Carroll turns Alice into Odysseus journeying home to Ithaca. The hero’s journey always involves the departure, an initiation and the return … Alice, as an alter-ego for Carroll’s transcendent heroic self, underwent a gentle initiation in Wonderland so that Carroll could share, discretely, his secret of gnosis. Heeding the advice, written centuries earlier by Roger Bacon, Carroll concealed his secret carefully, leaving it so that it could be understood only by the efforts of the studious and wise.

In short, Carroll became a Gnostic — a heretic — albeit a talented, enduring author.  But, I digress.

The transformation of children in the public mind took place slowly.  As you can imagine, it started with the upper strata of society and trickled downward throughout the 19th century.  By the beginning of the 20th century, birth rates had fallen, children were much more valued as human beings.  Births began to take place in hospitals rather than in the home.  Discipline, although still harsh by our standards, was easing. 

Along with these societal trends in the early 20th century came a penchant for the emotional and intuitive over the reason and intellect which had started in the Enlightenment.  Perhaps it was a reaction against increased industrialisation, technology and urbanisation.  The Western world was also influenced by the effects of Modernism, in all its guises.  Leftism, via Fabianism and Communism, held a certain appeal for some.  Elitism shifted from the old orders of royal families and landed gentry to a new generation of self-made industrialists and a burgeoning intelligentsia, e.g. the Bloomsbury group, who relied on their money and patronage.  Together, the new elite would change cultural norms in ways which are familiar to us today.  The Occidental Quarterly, in an analysis of artist and author Wyndham Lewis, explains (emphasis mine) what was happening:

Other symptoms of the romantic epoch subverting cultural standards include the feminine principle, with the over representation of homosexuals and the effete among the literati and the Bloomsbury coterie; the cult of the primitive; and the “cult of the child,” that is closely related to the adulation of the primitive.

Female values, resting on the intuitive and emotional, undermine masculine rationality, the intellect–the feminine flux against the masculine hardness of stability and discipline.
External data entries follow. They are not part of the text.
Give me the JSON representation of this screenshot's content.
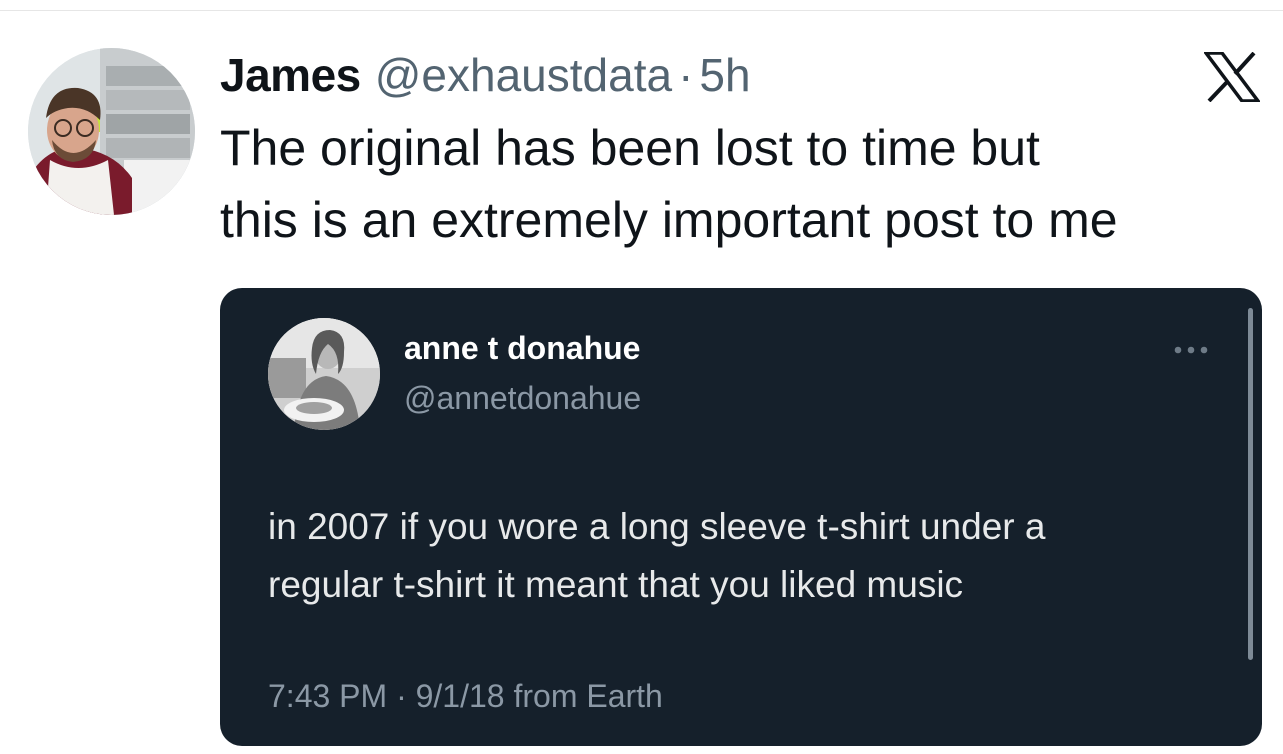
{
  "post": {
    "author_name": "James",
    "author_handle": "@exhaustdata",
    "separator": "·",
    "age": "5h",
    "text_line1": "The original has been lost to time but",
    "text_line2": "this is an extremely important post to me",
    "platform_icon": "x-logo-icon"
  },
  "quoted": {
    "name": "anne t donahue",
    "handle": "@annetdonahue",
    "more_icon": "more-options-icon",
    "text_line1": "in 2007 if you wore a long sleeve t-shirt under a",
    "text_line2": "regular t-shirt it meant that you liked music",
    "meta": "7:43 PM · 9/1/18 from Earth"
  },
  "colors": {
    "card_background": "#15202b",
    "primary_text": "#0f1419",
    "secondary_text": "#536471",
    "quote_text": "#e7e9ea",
    "quote_secondary": "#8b98a5"
  }
}
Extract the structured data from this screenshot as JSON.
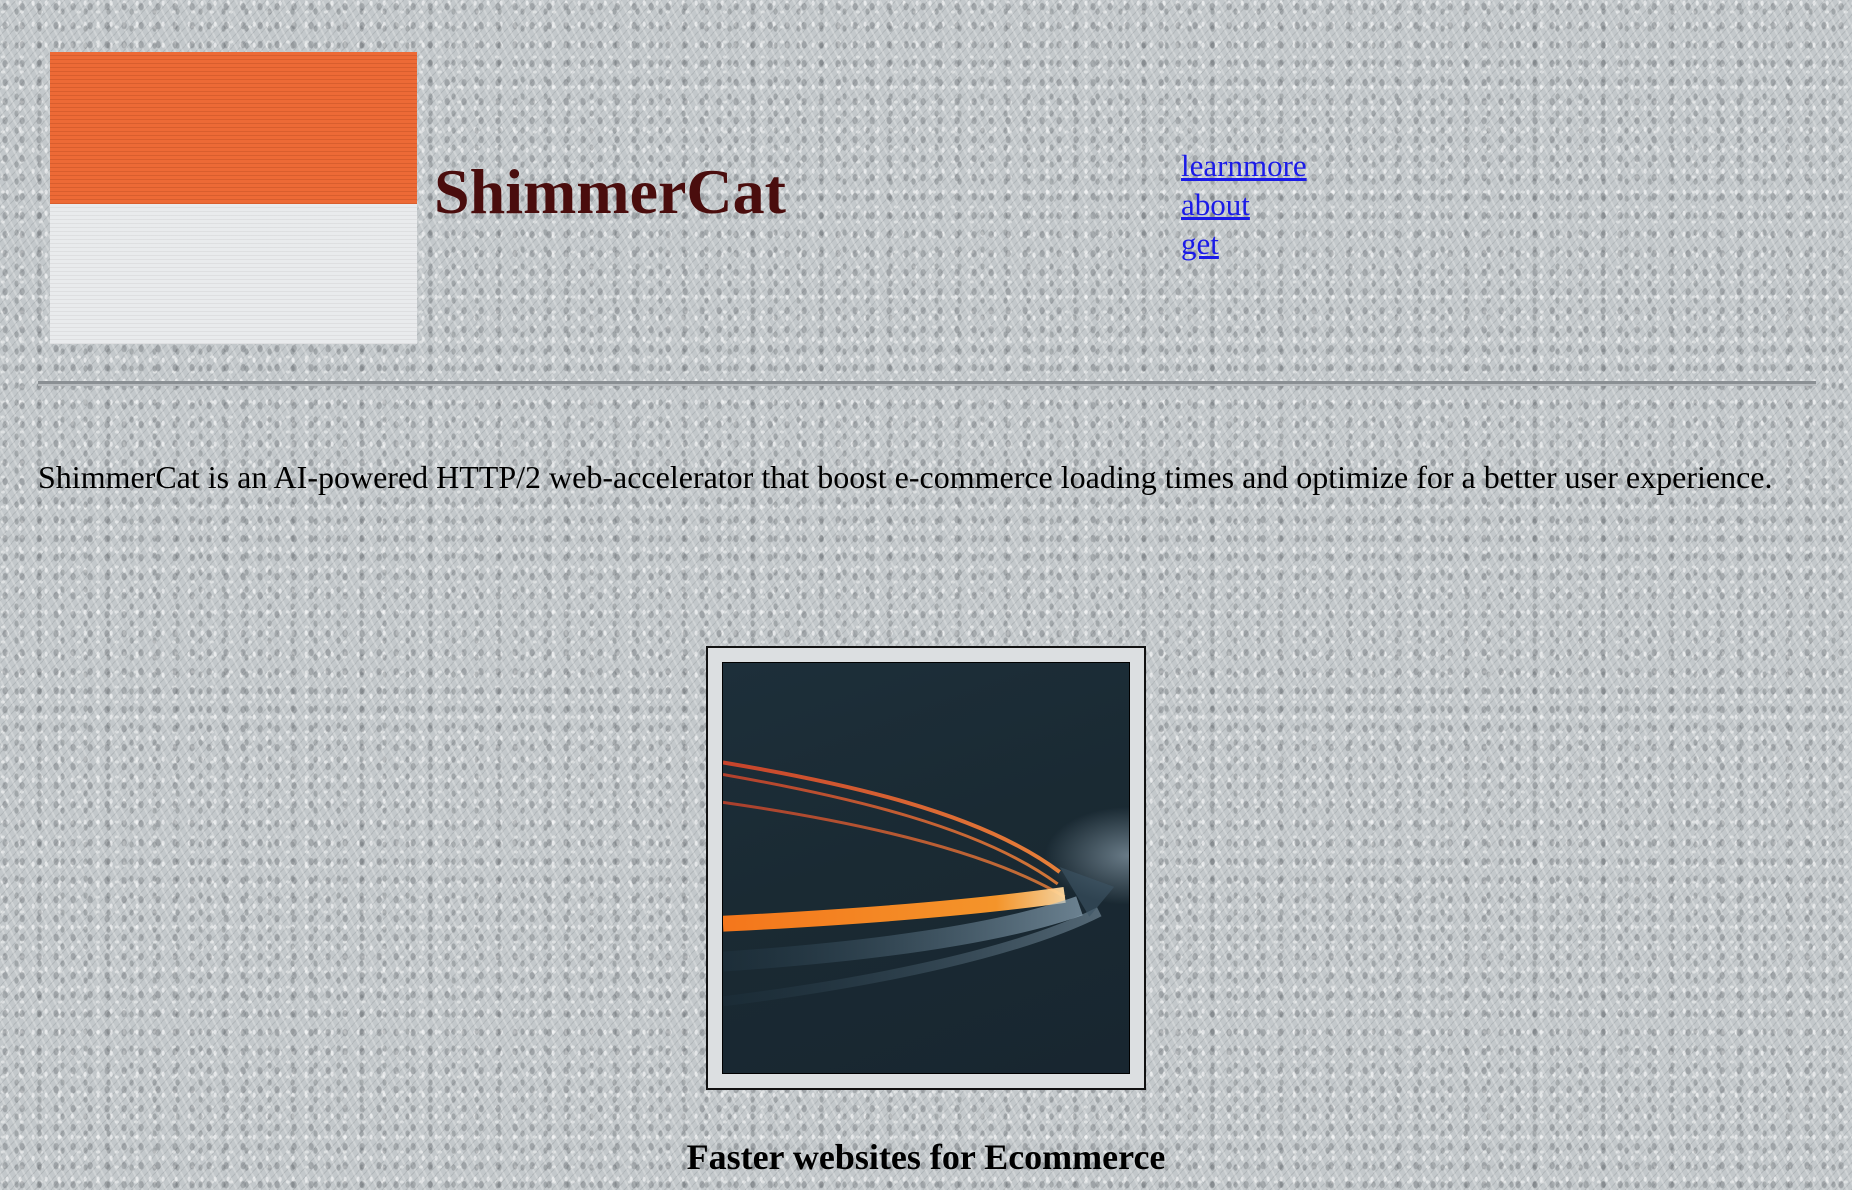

To Lewis revolutions are a return to the past. Feminism aims at returning society to an idealized primitive matriarchy. Communism aims at a returning to primitive forms of common ownership. The idolization of the savage and the child are also returns to the atavistic. The millionaire world and “High Bohemia” support these, as it does other vulgarizing revolutions.
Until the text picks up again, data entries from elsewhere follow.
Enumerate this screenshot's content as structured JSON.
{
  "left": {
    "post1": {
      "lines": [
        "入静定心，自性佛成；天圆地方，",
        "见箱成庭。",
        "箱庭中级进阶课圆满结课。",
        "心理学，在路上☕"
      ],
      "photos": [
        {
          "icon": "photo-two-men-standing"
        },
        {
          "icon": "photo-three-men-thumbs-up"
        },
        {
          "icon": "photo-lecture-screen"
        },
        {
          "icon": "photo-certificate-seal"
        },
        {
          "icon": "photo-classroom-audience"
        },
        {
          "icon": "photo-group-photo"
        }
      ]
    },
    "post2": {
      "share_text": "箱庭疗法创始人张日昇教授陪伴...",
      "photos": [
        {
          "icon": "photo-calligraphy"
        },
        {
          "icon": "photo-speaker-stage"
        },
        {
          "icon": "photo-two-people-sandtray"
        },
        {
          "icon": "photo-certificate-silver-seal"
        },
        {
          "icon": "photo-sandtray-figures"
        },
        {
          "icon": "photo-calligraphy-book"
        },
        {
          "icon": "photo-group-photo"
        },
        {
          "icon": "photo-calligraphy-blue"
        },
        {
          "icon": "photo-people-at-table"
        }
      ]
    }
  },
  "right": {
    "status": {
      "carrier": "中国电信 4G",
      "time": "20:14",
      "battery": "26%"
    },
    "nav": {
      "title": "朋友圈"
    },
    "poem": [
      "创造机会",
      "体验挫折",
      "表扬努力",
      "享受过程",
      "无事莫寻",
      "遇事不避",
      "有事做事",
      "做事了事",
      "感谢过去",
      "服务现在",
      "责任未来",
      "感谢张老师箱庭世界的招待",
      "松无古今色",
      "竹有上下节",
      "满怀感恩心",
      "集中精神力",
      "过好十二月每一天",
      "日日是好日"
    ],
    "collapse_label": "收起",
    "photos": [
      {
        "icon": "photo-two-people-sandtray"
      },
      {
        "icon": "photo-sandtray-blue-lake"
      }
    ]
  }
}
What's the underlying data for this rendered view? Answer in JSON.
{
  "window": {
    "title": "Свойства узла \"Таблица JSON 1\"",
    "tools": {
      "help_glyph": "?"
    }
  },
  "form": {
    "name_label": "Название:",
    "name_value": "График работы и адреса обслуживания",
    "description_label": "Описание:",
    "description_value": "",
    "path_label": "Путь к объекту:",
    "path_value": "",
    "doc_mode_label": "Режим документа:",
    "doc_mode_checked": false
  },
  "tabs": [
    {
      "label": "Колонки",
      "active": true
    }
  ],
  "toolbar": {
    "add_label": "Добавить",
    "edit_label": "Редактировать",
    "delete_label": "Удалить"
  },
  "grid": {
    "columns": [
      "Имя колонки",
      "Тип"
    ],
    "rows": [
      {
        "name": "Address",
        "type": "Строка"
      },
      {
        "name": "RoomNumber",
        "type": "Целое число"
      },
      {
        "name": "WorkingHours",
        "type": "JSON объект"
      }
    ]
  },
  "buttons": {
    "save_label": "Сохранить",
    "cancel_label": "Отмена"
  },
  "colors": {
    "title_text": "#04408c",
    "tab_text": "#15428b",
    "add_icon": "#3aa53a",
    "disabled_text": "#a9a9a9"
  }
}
All this is going on today.  Children are pretty much worshipped in a peculiar way — most parents wrap them in cotton wool and to let your child exercise a modicum of independence is akin to flaying him alive — abuse, pure and simple.   

It is unhealthy to rely so much on emotion and adulation of things which go against order, progress and individuality.  Yet, we see this happening all the time.  To our shame, we laud social practices from the Dark Ages, embrace the lowest common cultural (not to mention political) denominator and idolise our children when we should be instructing them to be self-reliant.

More on this subject tomorrow. 

For further reading:

Ideas of Childhood in Victorian Children’s Fiction

C L Dodgson and the Victorian Cult of the Child

Oxford University Press: Artful Dodgers by Marah Gubar

The Victorian Family (19th Century)

Sherry Ackerman PhD: Looking for Lewis Carroll

The Occidental Quarterly: Wyndham Lewis